- Opening Delimiter -

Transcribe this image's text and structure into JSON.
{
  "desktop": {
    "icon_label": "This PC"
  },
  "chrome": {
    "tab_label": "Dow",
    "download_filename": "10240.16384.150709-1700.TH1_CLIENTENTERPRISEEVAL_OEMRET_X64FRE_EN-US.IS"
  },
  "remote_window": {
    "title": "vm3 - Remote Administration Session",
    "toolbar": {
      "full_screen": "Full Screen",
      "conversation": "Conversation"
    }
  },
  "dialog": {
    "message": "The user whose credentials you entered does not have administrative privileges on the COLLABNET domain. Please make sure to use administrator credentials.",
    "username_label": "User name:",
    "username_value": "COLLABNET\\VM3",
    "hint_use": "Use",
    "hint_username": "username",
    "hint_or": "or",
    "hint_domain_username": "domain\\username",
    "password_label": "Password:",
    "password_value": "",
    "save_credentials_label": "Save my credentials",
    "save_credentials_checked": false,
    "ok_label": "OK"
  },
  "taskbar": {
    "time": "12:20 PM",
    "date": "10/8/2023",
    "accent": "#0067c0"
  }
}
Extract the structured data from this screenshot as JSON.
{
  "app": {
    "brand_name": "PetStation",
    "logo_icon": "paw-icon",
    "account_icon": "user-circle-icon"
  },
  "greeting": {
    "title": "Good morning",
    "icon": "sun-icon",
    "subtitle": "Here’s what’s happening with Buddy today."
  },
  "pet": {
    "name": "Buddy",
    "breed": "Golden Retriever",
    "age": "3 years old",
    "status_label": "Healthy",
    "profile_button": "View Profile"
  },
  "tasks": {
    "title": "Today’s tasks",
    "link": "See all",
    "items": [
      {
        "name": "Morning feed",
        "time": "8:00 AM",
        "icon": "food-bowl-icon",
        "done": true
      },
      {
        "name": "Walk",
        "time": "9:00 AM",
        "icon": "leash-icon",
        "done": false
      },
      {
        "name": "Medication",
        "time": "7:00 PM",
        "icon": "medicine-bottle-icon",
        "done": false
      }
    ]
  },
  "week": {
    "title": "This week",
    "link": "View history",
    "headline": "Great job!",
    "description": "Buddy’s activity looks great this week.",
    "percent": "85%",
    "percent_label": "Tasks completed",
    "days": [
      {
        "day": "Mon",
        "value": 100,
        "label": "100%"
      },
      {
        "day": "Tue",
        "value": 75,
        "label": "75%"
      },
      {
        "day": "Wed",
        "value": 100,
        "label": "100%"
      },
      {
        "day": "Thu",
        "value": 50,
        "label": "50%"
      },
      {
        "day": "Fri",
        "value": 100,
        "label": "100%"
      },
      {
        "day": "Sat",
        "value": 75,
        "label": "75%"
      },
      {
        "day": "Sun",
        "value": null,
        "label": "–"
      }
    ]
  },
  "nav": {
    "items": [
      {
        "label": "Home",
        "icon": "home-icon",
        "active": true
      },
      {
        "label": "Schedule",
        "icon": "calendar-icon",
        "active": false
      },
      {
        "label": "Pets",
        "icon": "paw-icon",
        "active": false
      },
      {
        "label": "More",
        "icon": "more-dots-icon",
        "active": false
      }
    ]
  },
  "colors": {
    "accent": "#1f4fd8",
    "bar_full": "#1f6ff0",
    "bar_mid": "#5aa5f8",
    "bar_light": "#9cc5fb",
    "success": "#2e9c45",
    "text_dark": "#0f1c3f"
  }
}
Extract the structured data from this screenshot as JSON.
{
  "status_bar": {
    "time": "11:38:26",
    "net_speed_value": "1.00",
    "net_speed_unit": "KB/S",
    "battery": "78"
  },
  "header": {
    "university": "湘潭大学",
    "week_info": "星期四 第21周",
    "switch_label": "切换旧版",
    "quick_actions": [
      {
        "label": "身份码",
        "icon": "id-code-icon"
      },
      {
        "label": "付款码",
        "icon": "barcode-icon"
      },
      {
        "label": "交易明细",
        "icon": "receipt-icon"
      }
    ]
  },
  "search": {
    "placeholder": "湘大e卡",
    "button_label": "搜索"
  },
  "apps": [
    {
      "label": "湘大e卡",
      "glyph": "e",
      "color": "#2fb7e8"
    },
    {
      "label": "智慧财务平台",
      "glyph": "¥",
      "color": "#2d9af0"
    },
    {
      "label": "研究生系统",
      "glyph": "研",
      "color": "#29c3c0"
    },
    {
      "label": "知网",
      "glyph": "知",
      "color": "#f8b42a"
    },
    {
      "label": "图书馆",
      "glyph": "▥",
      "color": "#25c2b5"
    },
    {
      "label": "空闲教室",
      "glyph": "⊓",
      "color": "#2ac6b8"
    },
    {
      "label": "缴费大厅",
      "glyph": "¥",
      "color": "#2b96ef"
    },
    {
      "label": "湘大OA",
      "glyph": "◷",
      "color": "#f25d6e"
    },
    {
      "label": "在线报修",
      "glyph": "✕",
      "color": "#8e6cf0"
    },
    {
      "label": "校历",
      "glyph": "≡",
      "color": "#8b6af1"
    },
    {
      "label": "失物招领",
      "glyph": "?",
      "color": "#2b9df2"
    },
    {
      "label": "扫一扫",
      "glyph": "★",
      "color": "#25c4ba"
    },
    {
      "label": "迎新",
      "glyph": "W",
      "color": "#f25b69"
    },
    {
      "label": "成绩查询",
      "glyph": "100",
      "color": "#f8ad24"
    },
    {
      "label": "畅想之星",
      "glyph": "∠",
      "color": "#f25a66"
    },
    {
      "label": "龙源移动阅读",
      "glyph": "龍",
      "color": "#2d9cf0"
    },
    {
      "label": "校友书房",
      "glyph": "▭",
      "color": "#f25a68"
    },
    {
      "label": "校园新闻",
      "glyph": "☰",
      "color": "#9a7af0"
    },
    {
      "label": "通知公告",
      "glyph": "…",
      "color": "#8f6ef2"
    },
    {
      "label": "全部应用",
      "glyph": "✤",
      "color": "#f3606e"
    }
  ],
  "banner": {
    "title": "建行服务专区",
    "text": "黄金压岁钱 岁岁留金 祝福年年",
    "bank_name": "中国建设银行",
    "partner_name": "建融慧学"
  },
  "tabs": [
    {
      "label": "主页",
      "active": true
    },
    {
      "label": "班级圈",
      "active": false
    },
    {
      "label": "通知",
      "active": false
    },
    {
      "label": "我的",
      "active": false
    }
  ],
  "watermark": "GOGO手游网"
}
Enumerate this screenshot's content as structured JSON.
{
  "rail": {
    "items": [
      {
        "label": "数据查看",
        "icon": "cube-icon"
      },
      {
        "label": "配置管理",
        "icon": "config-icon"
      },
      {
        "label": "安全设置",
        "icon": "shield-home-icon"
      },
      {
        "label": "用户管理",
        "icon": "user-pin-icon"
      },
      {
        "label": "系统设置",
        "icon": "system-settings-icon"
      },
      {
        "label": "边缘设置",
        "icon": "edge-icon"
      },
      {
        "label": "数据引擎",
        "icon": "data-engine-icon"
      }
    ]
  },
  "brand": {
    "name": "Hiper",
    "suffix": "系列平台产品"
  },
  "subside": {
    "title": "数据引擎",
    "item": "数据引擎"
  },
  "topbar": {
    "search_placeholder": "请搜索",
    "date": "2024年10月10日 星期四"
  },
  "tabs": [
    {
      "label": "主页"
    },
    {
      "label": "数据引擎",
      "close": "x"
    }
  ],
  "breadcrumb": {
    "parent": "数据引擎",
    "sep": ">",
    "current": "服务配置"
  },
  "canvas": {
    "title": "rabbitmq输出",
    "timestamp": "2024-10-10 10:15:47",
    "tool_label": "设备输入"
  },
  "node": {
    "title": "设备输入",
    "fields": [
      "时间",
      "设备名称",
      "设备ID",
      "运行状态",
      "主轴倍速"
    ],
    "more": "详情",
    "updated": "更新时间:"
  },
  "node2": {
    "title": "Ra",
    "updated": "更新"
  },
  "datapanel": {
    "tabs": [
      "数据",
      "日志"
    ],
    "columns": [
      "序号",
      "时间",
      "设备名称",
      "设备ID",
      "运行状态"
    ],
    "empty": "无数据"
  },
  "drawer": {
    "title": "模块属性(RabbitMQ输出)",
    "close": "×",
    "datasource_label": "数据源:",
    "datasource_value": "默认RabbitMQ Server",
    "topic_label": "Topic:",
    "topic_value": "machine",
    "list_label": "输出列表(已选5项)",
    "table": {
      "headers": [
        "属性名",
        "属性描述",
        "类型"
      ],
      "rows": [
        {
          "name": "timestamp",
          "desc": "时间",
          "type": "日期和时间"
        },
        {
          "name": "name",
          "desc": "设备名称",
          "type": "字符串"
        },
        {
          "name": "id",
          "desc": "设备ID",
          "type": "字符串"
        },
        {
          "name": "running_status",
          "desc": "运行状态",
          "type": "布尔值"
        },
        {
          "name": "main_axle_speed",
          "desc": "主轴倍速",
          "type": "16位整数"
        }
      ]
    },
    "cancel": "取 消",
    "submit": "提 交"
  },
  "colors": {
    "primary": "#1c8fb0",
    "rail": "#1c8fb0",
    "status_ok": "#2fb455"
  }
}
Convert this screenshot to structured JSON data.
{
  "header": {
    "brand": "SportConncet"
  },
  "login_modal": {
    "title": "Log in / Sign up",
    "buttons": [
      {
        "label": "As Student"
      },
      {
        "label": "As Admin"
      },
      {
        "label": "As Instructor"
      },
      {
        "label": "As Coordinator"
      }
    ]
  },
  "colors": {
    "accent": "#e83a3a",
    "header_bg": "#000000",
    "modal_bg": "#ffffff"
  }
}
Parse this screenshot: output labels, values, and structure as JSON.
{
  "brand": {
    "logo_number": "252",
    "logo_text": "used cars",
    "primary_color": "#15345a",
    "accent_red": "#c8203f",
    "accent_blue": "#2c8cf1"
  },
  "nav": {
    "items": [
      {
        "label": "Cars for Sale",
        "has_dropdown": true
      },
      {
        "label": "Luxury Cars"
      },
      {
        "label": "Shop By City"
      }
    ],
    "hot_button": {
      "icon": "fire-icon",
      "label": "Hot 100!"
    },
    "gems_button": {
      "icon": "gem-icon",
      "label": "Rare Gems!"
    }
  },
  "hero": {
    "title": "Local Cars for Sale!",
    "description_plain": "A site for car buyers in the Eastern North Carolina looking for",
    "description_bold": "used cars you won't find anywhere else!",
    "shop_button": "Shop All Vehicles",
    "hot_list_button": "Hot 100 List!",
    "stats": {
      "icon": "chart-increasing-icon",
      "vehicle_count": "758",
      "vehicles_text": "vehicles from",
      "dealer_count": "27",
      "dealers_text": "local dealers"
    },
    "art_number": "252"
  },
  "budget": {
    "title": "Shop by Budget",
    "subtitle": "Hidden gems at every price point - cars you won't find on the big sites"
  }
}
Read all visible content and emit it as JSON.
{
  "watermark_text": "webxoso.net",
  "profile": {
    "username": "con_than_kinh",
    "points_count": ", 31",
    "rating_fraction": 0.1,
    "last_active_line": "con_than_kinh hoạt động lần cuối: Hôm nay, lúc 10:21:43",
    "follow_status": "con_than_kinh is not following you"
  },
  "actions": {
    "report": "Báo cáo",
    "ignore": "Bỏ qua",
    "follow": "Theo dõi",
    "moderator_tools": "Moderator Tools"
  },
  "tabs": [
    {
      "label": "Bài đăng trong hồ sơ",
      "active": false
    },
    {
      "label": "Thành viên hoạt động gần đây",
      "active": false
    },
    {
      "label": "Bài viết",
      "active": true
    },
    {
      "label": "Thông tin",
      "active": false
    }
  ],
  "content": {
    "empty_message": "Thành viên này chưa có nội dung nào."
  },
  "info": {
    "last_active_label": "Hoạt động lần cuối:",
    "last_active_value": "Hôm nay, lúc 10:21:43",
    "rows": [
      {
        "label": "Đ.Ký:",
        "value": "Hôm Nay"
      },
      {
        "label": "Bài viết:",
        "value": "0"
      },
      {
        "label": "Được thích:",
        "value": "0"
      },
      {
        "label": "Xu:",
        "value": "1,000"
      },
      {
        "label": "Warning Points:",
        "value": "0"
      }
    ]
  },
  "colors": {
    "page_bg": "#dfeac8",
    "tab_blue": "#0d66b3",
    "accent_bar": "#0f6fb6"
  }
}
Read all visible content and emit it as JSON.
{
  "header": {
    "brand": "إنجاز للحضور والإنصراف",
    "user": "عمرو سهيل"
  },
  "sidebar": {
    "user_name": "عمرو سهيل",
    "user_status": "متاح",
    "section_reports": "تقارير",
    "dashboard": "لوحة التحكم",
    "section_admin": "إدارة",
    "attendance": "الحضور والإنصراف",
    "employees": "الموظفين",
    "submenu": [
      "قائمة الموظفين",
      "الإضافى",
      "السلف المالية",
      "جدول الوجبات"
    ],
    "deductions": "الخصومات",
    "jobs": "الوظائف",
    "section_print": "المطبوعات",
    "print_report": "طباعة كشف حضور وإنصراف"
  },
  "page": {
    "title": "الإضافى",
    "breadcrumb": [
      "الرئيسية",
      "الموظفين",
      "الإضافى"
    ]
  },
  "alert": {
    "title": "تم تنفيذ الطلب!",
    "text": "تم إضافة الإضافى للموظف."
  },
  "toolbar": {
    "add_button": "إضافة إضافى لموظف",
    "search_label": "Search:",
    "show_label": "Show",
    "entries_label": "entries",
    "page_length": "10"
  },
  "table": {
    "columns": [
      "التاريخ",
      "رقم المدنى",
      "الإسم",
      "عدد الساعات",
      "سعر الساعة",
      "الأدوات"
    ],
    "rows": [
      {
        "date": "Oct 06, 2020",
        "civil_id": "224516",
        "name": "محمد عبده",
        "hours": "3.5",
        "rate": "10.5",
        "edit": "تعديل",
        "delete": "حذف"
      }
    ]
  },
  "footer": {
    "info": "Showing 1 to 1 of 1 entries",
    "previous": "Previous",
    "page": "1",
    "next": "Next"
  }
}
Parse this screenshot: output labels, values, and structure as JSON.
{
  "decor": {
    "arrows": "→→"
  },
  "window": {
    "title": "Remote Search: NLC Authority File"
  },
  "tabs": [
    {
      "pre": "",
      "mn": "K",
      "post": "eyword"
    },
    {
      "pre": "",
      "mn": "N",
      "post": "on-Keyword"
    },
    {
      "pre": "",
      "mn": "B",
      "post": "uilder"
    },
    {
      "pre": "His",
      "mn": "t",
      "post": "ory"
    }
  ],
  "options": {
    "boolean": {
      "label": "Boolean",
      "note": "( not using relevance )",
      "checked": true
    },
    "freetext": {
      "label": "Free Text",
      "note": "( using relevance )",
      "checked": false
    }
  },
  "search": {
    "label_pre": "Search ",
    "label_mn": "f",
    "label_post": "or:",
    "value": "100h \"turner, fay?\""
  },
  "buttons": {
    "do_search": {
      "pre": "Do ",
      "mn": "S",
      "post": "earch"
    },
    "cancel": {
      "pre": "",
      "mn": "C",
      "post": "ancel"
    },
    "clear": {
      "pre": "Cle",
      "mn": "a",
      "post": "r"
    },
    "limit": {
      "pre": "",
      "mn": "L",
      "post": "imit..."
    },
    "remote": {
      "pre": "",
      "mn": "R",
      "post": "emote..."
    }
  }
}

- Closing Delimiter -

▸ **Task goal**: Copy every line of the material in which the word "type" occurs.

▸ **Response to this exercise**:
          "type": "日期和时间"
          "type": "字符串"
          "type": "字符串"
          "type": "布尔值"
          "type": "16位整数"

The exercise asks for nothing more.